While spanking is controversial, it was particularly concerning that these children were only 1 year old, the researchers noted, "a developmental stage when children are unlikely to understand the connection between their behavior and subsequent punishment and when spanking is more likely to cause physical injury."
Irritability and anger as common symptoms of depression may be implicated, Davis' group suggested.
They recommended that pediatric care providers be clear with fathers about inappropriate corporal punishment and give alternatives for handling problem behaviors in their children, as well as dealing with the dads' feelings of frustration and irritability.
Depression may also take away motivation or interest in reading to children -- an activity that may take focused effort compared with singing and playing games, they added.
The investigators cautioned that their cross-sectional, observational study could not determine causality or rule out residual confounding, and that paternal self-report of parenting behaviors may have been limited by recall bias or social desirability.

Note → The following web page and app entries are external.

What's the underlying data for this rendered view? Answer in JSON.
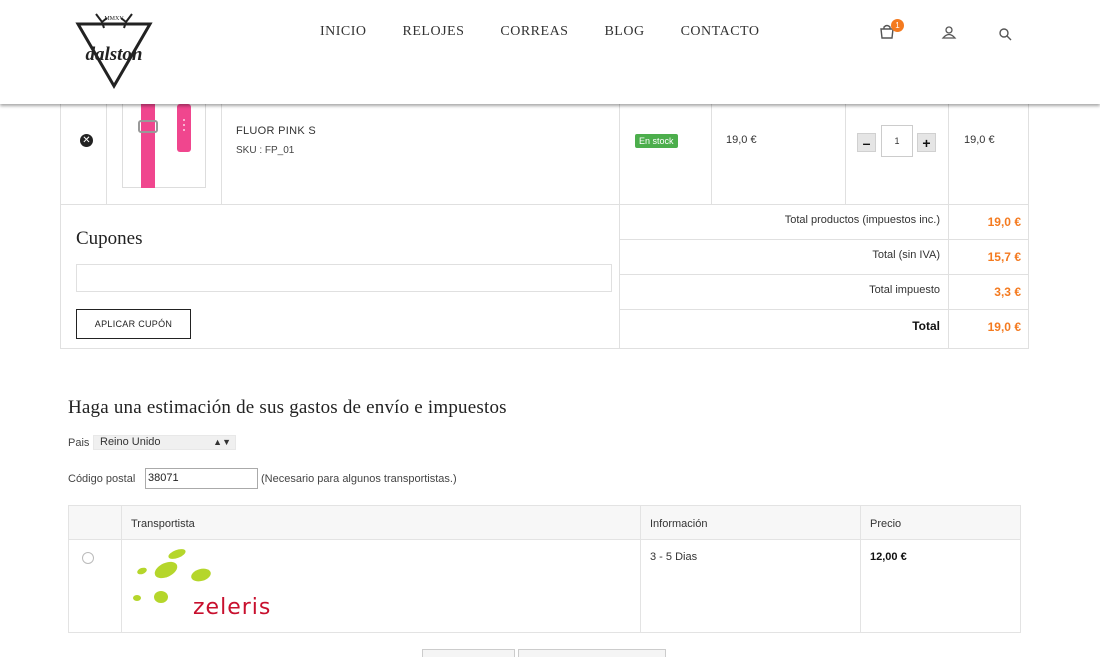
{
  "header": {
    "logo_top_text": "MMXV",
    "logo_text": "dalston",
    "nav": [
      {
        "label": "INICIO"
      },
      {
        "label": "RELOJES"
      },
      {
        "label": "CORREAS"
      },
      {
        "label": "BLOG"
      },
      {
        "label": "CONTACTO"
      }
    ],
    "cart_count": "1",
    "icons": [
      "cart-icon",
      "user-icon",
      "search-icon"
    ]
  },
  "cart": {
    "item": {
      "name": "FLUOR PINK S",
      "sku": "SKU : FP_01",
      "stock": "En stock",
      "unit_price": "19,0 €",
      "quantity": "1",
      "total_price": "19,0 €"
    },
    "coupon": {
      "title": "Cupones",
      "input_value": "",
      "button_label": "APLICAR CUPÓN"
    },
    "totals": [
      {
        "label": "Total productos (impuestos inc.)",
        "value": "19,0 €"
      },
      {
        "label": "Total (sin IVA)",
        "value": "15,7 €"
      },
      {
        "label": "Total impuesto",
        "value": "3,3 €"
      },
      {
        "label": "Total",
        "value": "19,0 €"
      }
    ]
  },
  "shipping": {
    "title": "Haga una estimación de sus gastos de envío e impuestos",
    "country_label": "Pais",
    "country_value": "Reino Unido",
    "postal_label": "Código postal",
    "postal_value": "38071",
    "postal_note": "(Necesario para algunos transportistas.)",
    "table": {
      "headers": [
        "Transportista",
        "Información",
        "Precio"
      ],
      "rows": [
        {
          "carrier": "zeleris",
          "info": "3 - 5 Dias",
          "price": "12,00 €"
        }
      ]
    }
  },
  "colors": {
    "accent": "#f47a1f",
    "stock_green": "#4cae4c",
    "strap_pink": "#f0468e",
    "zeleris_green": "#b5d62b",
    "zeleris_red": "#c8102e"
  }
}
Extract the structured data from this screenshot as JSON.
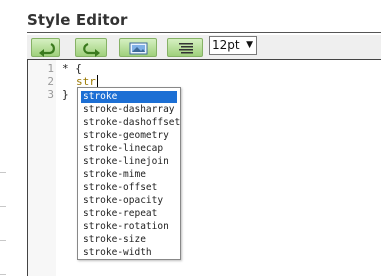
{
  "panel": {
    "title": "Style Editor"
  },
  "toolbar": {
    "buttons": [
      {
        "icon": "undo-arrow-icon"
      },
      {
        "icon": "redo-arrow-icon"
      },
      {
        "icon": "image-icon"
      },
      {
        "icon": "lines-format-icon"
      }
    ],
    "font_size": {
      "value": "12pt",
      "arrow": "▼"
    }
  },
  "editor": {
    "line_numbers": [
      "1",
      "2",
      "3"
    ],
    "lines": [
      {
        "text": "* {"
      },
      {
        "text": "str"
      },
      {
        "text": "}"
      }
    ]
  },
  "autocomplete": {
    "selected_index": 0,
    "items": [
      "stroke",
      "stroke-dasharray",
      "stroke-dashoffset",
      "stroke-geometry",
      "stroke-linecap",
      "stroke-linejoin",
      "stroke-mime",
      "stroke-offset",
      "stroke-opacity",
      "stroke-repeat",
      "stroke-rotation",
      "stroke-size",
      "stroke-width"
    ]
  },
  "colors": {
    "selection": "#1c6fd4",
    "button_green": "#9fd07c",
    "typed_text": "#9a7700"
  }
}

In addition, Davis and co-authors cautioned, while "depressed fathers may have been more likely to report adverse parenting behaviors because of low mood at the time of the survey," they did not see this pattern across all domains of parenting behaviors.